It would suit progressives, for instance, if the Pope would be so good as to repeal thousands of years of Catholic teaching on abortion. No matter the Pope of the moment, this will happen only when Hell freezes over. But progressives welcome the present Pope’s views on climate change and capital punishment, while on the right, such views are anathema. Pope Francis’ antipathy toward raw capitalism cheers such as socialist Bernie Sanders, who is running for President this year, as well as President Barack Obama who, during welcoming ceremonies at the White House, extravagantly praised the Pope on his resemblance to himself. Imitation may be the sincerest form of flattery but, however flattering, imitation falls far short of self-praise, which is always intensely sincere.

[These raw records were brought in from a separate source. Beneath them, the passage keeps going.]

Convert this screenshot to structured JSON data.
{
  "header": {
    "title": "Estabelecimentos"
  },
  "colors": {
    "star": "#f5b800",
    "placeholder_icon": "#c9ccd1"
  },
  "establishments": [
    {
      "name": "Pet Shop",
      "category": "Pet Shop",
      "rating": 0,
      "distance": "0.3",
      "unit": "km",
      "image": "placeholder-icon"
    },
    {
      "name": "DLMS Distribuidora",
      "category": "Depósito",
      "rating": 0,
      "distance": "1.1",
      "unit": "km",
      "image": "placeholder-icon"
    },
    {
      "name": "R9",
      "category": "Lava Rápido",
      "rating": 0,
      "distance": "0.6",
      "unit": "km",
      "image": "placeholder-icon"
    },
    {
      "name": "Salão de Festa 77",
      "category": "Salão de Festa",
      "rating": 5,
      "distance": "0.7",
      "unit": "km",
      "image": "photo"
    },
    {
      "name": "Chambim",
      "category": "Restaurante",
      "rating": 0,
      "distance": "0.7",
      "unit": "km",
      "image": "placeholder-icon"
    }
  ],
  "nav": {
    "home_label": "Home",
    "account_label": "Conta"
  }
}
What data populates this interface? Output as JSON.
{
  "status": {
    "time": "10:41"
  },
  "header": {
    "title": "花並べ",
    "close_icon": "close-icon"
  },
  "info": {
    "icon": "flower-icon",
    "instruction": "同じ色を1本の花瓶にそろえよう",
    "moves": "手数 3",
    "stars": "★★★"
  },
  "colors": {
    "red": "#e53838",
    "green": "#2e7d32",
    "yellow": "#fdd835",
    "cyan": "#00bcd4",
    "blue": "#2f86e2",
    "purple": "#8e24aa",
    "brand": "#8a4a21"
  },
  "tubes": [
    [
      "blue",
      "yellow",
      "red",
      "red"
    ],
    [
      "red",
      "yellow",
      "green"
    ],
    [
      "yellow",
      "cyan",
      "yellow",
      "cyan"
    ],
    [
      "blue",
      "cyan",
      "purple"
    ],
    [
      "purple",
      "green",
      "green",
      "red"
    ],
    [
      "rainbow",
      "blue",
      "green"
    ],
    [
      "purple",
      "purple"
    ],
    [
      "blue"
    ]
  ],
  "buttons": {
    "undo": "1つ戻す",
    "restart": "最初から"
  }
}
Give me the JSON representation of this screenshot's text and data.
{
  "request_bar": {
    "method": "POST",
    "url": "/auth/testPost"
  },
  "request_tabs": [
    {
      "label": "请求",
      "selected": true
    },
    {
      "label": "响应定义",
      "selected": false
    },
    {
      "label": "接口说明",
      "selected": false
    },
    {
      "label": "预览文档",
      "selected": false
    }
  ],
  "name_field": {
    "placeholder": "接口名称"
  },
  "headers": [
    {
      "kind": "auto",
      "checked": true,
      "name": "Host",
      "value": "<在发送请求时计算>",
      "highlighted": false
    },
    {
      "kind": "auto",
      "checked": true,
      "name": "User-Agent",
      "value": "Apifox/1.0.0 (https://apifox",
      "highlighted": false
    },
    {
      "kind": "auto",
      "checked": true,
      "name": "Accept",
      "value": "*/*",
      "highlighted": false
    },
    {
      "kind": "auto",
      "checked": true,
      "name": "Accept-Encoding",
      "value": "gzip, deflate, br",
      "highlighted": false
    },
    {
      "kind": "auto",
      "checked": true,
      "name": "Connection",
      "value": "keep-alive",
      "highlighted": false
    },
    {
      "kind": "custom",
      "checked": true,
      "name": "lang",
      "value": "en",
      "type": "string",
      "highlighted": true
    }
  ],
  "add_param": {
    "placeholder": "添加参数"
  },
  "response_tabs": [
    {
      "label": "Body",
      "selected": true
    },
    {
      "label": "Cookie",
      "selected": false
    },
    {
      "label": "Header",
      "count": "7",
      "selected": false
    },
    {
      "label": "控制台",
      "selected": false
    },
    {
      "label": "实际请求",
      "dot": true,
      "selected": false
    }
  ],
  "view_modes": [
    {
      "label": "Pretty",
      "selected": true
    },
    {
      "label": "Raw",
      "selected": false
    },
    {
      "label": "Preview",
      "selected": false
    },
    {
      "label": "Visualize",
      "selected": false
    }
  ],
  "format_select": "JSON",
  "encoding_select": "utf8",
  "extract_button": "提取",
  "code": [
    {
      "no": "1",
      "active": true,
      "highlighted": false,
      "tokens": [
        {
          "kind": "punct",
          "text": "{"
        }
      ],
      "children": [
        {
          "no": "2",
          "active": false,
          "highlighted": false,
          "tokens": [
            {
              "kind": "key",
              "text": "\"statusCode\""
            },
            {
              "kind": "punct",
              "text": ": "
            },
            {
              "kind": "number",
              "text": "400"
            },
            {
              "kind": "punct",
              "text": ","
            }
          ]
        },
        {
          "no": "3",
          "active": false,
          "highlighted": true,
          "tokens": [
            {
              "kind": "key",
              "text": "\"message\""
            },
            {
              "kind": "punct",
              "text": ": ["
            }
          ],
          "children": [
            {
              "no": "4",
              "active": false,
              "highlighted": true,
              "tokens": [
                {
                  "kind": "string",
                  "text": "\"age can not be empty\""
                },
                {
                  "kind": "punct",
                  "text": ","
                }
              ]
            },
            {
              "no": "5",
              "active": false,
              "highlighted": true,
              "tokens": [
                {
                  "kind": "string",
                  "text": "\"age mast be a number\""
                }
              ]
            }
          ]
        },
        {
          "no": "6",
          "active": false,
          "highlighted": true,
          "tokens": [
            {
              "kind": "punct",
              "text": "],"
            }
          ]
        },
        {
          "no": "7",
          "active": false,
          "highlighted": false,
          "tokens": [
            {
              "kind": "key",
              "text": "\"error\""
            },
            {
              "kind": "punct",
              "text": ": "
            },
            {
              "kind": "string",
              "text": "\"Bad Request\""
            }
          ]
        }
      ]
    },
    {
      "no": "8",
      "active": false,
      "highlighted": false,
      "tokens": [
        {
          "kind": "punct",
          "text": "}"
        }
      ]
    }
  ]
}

A master at co-opting moments, Mr. Obama gave it his best shot. As a community organizer in Chicago early in his political career, Mr. Obama told the eleven thousand guests gathered on his lawn to hear the Pope, he had worked with the Catholic Church to bring hope and change to the poor.
“Here in the United States, we cherish our religious liberty,” Mr. Obama said, but around the world, at this very moment, children of God, including Christians, are targeted and even killed because of their faith.”
Perhaps from a sense of delicacy, Mr. Obama did not identify the chief persecutors of Christians in the world. ISIS, a confederation of Islamic terrorists, has been particularly oppressive. The beheading of Christians, the burning of Christian churches, the rape and enslavement of Christian women never occurred in Chicago when Mr. Obama was evangelizing on its mean streets.
The Pope acknowledged that “American Catholics are committed to building a society which is truly tolerant and inclusive, to safeguarding the rights of individuals and communities, and to rejecting every form of unjust discrimination. With countless other people of good will, they are likewise concerned that efforts to build a just and wisely ordered society respect their deepest concerns and the right to religious liberty. That freedom remains one of America’s most precious possessions.”
As if to underscore his remarks concerning religious liberty, the Pope on Wednesday made what is being called “an unscheduled stop” to a convent of nuns, The Little Sisters of the Poor, “to show his support for their lawsuit against U.S. President Barack Obama's healthcare law.” Vatican spokesman Father Federico Lombardi characterized the unscheduled stop as a "brief but symbolic visit."
The U.S. Congress doubtless was pleased to host the Pope and listen to his message, but the Holy Father did not dine with Congressional leaders after the presentation, because the keeper of the Pope’s schedule already had booked him for lunch with the poor in Washington D.C.
Governor Dannel Malloy, who describes himself as “a non-practicing Catholic,” was stirred by certain portions of the Pope’s remarks. We should not let Mr. Malloy’s self-characterization pass without noting that since Catholicism is largely a praxis, there is little difference between “a non-practicing Catholic” and a non-Catholic. Receiving the Pope with 11,000 others on the south lawn of the White House, Mr. Malloy said, was an “amazing” and “moving” experience for him.
According to one paper, Mr. Malloy had “embraced the progressive movement within the Catholic church known as liberation theology. Believers of the movement felt it wasn’t enough to simply care for the poor, but felt it was necessary to pursue political changes to eradicate poverty.”
The Pope, Mr. Malloy told the paper, “seems to be inviting that back.” Not true. This Pope and others – most dramatically, Pope John Paul II, who was canonized in 2014 – sternly rejected liberation theology, a theological-political movement in the Latin American of the 1970’s that attempted to combine Catholicism with revolutionary socialism, but then one cannot expect part-time Catholics to be current with the theological niceties of their church.
In his address to the U.S. Congress, the Pope cautioned Catholics against the dangers of religious ideological movements. A fundamentalist view that sees the world perpetually locked in a struggle of good and evil is a sort of secular Gnosticism that Christianity had rejected as long ago as the fourth century – which is not to deny the presence of good and evil in the world. To those who have eyes to see and ears to hear, these remarks appear to have been directed at a fundamentalist Islam of the kind practiced by ISIS in norther Iraq and Syria.
The Pope is much more interested in liberty than in liberation theology. He holds, along with Catholics throughout the ages, that true freedom is attained through a love of the good and beautiful, whose exemplar is the Christ of Holy Scripture. All of us will do well to remember that Popes are not presidents or congressmen or governors, for which we should all drop to our knees and thank God. The Pope's kingdom, like that of the Christ he serves, is in some sense not of this world.